where V′gs2 is the gate-to-source voltage of the transistor 304. Because the circuit of FIG. 13 has one transconductance gm3 more than the circuit of FIG. 11, for the same current Idd, the gate-to-source voltages V′gs1 and V′gs2 of the transistors 302 and 304 must be smaller than the gate-to-source voltages Vgs1 and Vgs2 of the transistors 202 and 204, respectively, and therefore the transconductances g′m1 and g′m2 of the transistor 302 and 304 are greater than the transconductances gm1 and gm2 of the transistor 202 and 204, respectively. From the equation Eq-4, when the transconductances of the pair of cascode transistors of the cascode low noise amplifier increase, the NF decreases, so the low noise amplifier 300 has smaller NF. Moreover, because the transconductances g′m1 and g′m2 of the transistors 302 and 304 are greater, the low noise amplifier 300 has greater gain.

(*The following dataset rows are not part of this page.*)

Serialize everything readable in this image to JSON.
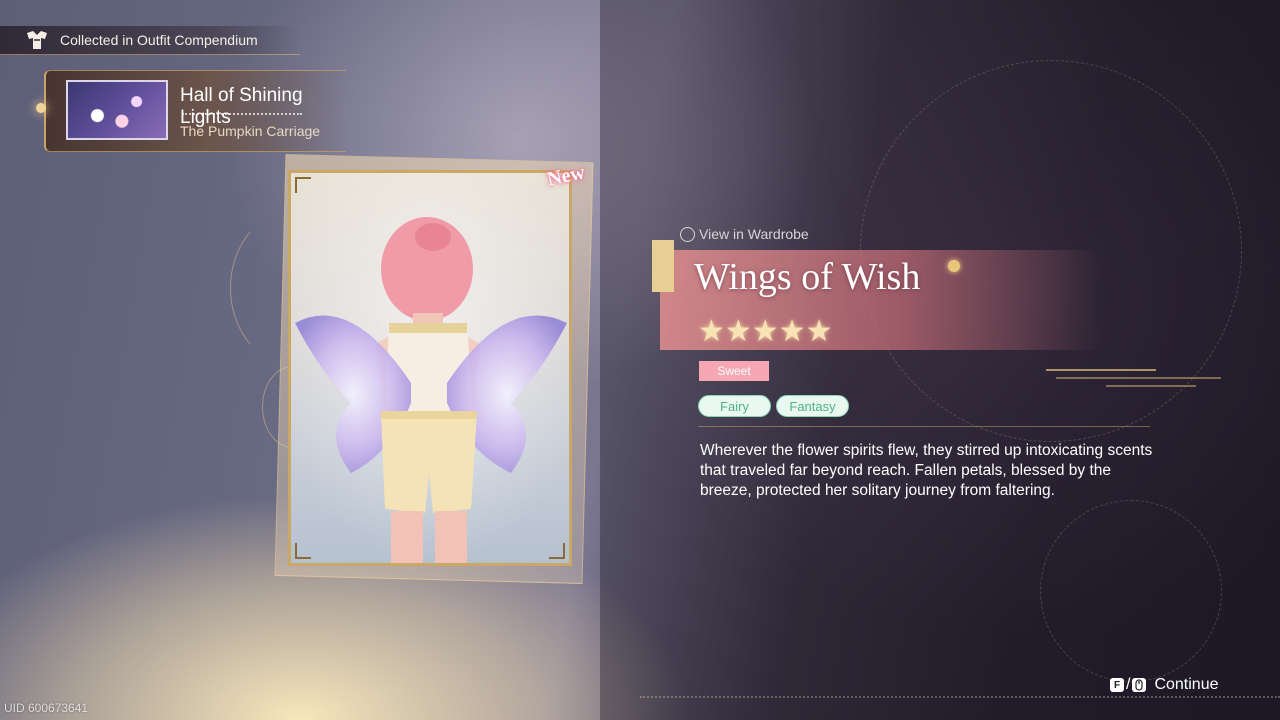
{
  "header": {
    "compendium_label": "Collected in Outfit Compendium",
    "compendium_icon": "outfit-compendium-icon"
  },
  "collection": {
    "title": "Hall of Shining Lights",
    "subtitle": "The Pumpkin Carriage"
  },
  "card": {
    "badge": "New"
  },
  "outfit": {
    "view_wardrobe_label": "View in Wardrobe",
    "name": "Wings of Wish",
    "stars": "★★★★★",
    "rarity": 5,
    "style_tag": "Sweet",
    "labels": [
      "Fairy",
      "Fantasy"
    ],
    "description": "Wherever the flower spirits flew, they stirred up intoxicating scents that traveled far beyond reach. Fallen petals, blessed by the breeze, protected her solitary journey from faltering."
  },
  "footer": {
    "uid": "UID 600673641",
    "continue_key": "F",
    "continue_separator": "/",
    "continue_label": "Continue"
  },
  "colors": {
    "gold": "#c9a867",
    "pink_band": "#dc8c8c",
    "sweet_tag": "#f7a7b4",
    "label_green": "#53b08d"
  }
}
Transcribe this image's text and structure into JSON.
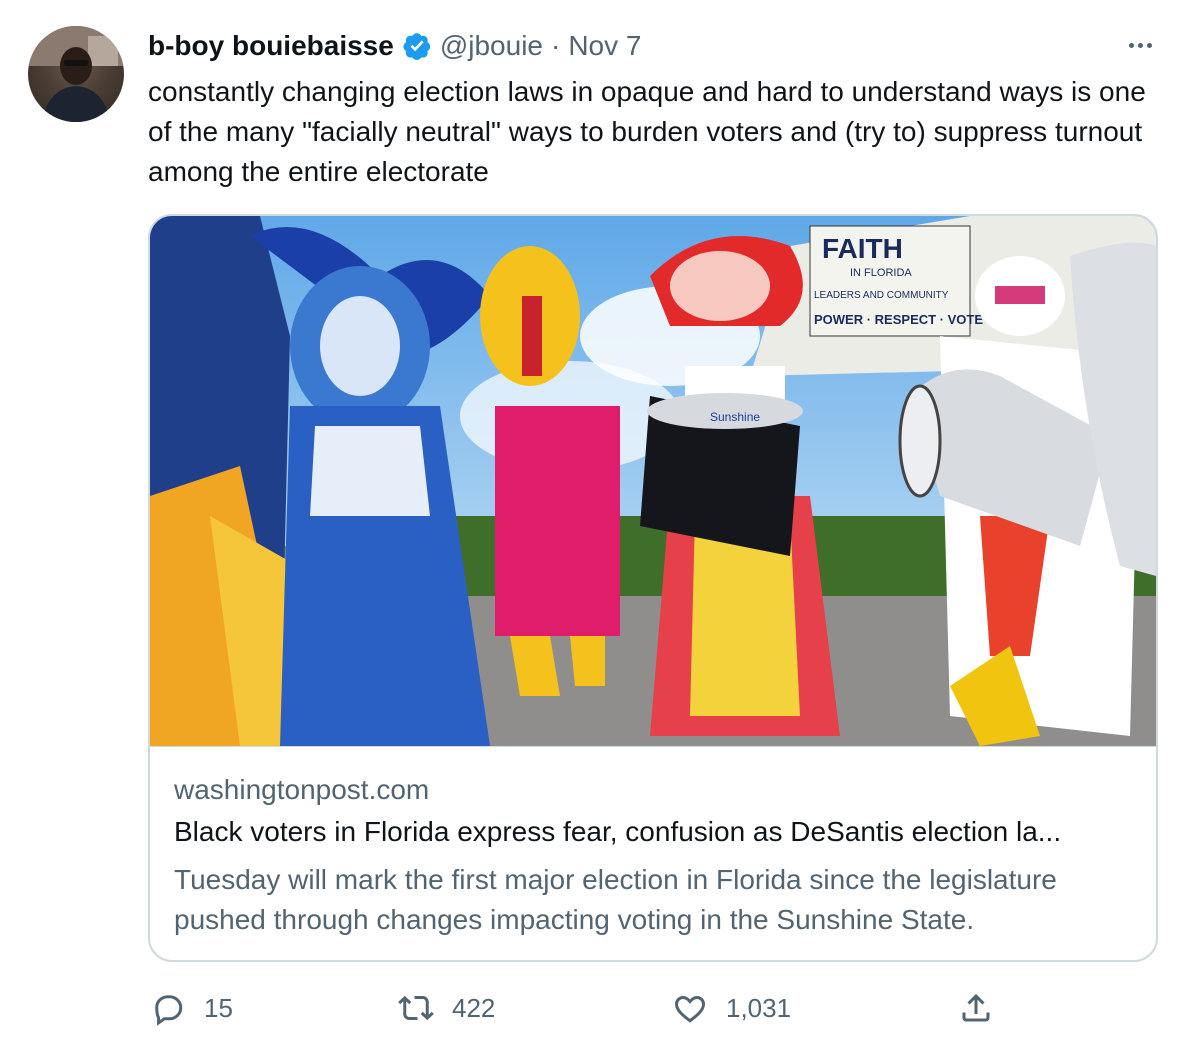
{
  "tweet": {
    "author_name": "b-boy bouiebaisse",
    "handle": "@jbouie",
    "separator": "·",
    "date": "Nov 7",
    "text": "constantly changing election laws in opaque and hard to understand ways is one of the many \"facially neutral\" ways to burden voters and (try to) suppress turnout among the entire electorate"
  },
  "card": {
    "domain": "washingtonpost.com",
    "title": "Black voters in Florida express fear, confusion as DeSantis election la...",
    "description": "Tuesday will mark the first major election in Florida since the legislature pushed through changes impacting voting in the Sunshine State.",
    "banner_lines": [
      "FAITH",
      "IN FLORIDA",
      "LEADERS AND COMMUNITY",
      "POWER · RESPECT · VOTE"
    ],
    "drum_label": "Sunshine"
  },
  "actions": {
    "reply_count": "15",
    "retweet_count": "422",
    "like_count": "1,031"
  },
  "colors": {
    "text_primary": "#0f1419",
    "text_secondary": "#536471",
    "border": "#cfd9de",
    "verified_blue": "#1d9bf0"
  },
  "icons": [
    "verified-badge-icon",
    "more-icon",
    "reply-icon",
    "retweet-icon",
    "like-icon",
    "share-icon"
  ]
}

As shown in FIG. 14, in addition to adaptive inductor function, the active inductor 306 also provides input impedance matching function. For achieving good matching, the active inductor 306 can be so designed to be adjustable. With reference to FIG. 9, when the channel width W1 of the transistor 204 increases, the gate-to-source parasitic capacitance Cgs2 also increases, so it must increase inductively to compensate the increased Cgs2. The conventional design will increase the input impedance Zs when it is desired to increase the channel width W2 of the transistor 204. The equation Eq-4 shows that the impedance Zs will contribute to the noise to the low noise amplifier 200, and therefore the greater impedance Zs will result in greater noise. With reference to FIG. 14, to provide the same input inductively, it can be achieved by decreasing the impedance Zs and increasing the inductively of the active inductor 306. Therefore, it saves more chip area.
While the present invention has been described in conjunction with preferred embodiments thereof, it is evident that many alternatives, modifications and variations will be apparent to those skilled in the art. Accordingly, it is intended to embrace all such alternatives, modifications and variations that fall within the spirit and scope thereof as set forth in the appended claims.